**WHAT YOU ARE ASKED TO DO**
Search the records for the string "column", then copy each line that has it.

**INPUT MATERIAL**
● ● ● ● ●

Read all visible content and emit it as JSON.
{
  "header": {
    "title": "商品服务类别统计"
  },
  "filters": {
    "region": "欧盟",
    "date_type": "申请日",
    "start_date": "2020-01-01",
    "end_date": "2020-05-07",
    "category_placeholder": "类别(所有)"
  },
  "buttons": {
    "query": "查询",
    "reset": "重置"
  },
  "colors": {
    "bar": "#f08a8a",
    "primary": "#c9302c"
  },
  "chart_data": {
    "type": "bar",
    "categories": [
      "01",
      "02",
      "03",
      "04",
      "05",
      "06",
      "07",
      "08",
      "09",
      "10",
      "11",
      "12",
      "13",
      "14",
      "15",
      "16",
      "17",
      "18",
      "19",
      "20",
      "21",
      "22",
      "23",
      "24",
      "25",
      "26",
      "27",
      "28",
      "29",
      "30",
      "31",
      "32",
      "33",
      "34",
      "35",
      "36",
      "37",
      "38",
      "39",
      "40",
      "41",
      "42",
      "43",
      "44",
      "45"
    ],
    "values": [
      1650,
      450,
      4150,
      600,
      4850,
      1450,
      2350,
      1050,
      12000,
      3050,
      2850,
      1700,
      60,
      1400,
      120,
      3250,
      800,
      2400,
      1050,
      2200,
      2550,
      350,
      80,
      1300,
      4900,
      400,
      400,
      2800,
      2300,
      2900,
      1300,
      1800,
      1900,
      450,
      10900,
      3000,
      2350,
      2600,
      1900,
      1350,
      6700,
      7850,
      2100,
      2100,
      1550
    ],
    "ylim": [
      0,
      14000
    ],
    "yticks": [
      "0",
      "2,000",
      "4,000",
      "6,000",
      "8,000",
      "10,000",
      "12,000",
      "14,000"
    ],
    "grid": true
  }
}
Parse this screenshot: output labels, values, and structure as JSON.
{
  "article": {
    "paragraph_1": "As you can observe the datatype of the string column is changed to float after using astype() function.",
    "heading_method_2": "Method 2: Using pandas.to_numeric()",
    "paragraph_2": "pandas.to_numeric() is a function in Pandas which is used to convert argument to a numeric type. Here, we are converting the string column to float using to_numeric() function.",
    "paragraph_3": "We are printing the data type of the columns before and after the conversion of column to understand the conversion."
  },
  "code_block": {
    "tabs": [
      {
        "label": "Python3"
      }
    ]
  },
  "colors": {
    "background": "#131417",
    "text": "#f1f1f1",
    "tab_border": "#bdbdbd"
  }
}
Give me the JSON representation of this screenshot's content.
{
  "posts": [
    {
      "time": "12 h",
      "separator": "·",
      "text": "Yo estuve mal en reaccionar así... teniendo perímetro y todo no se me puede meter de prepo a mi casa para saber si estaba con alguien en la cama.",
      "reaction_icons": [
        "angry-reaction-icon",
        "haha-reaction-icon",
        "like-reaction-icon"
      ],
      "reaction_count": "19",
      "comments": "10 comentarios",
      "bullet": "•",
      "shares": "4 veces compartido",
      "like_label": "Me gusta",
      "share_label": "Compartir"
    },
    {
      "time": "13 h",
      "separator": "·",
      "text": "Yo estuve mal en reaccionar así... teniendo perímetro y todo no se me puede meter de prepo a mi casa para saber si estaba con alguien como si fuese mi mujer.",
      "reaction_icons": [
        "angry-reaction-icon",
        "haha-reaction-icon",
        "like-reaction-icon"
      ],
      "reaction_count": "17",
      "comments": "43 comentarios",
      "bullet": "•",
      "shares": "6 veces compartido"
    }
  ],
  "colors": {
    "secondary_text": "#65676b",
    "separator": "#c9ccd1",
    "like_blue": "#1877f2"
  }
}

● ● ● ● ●

**REPLY TO THE EXERCISE**
    "paragraph_1": "As you can observe the datatype of the string column is changed to float after using astype() function.",
    "paragraph_2": "pandas.to_numeric() is a function in Pandas which is used to convert argument to a numeric type. Here, we are converting the string column to float using to_numeric() function.",
    "paragraph_3": "We are printing the data type of the columns before and after the conversion of column to understand the conversion."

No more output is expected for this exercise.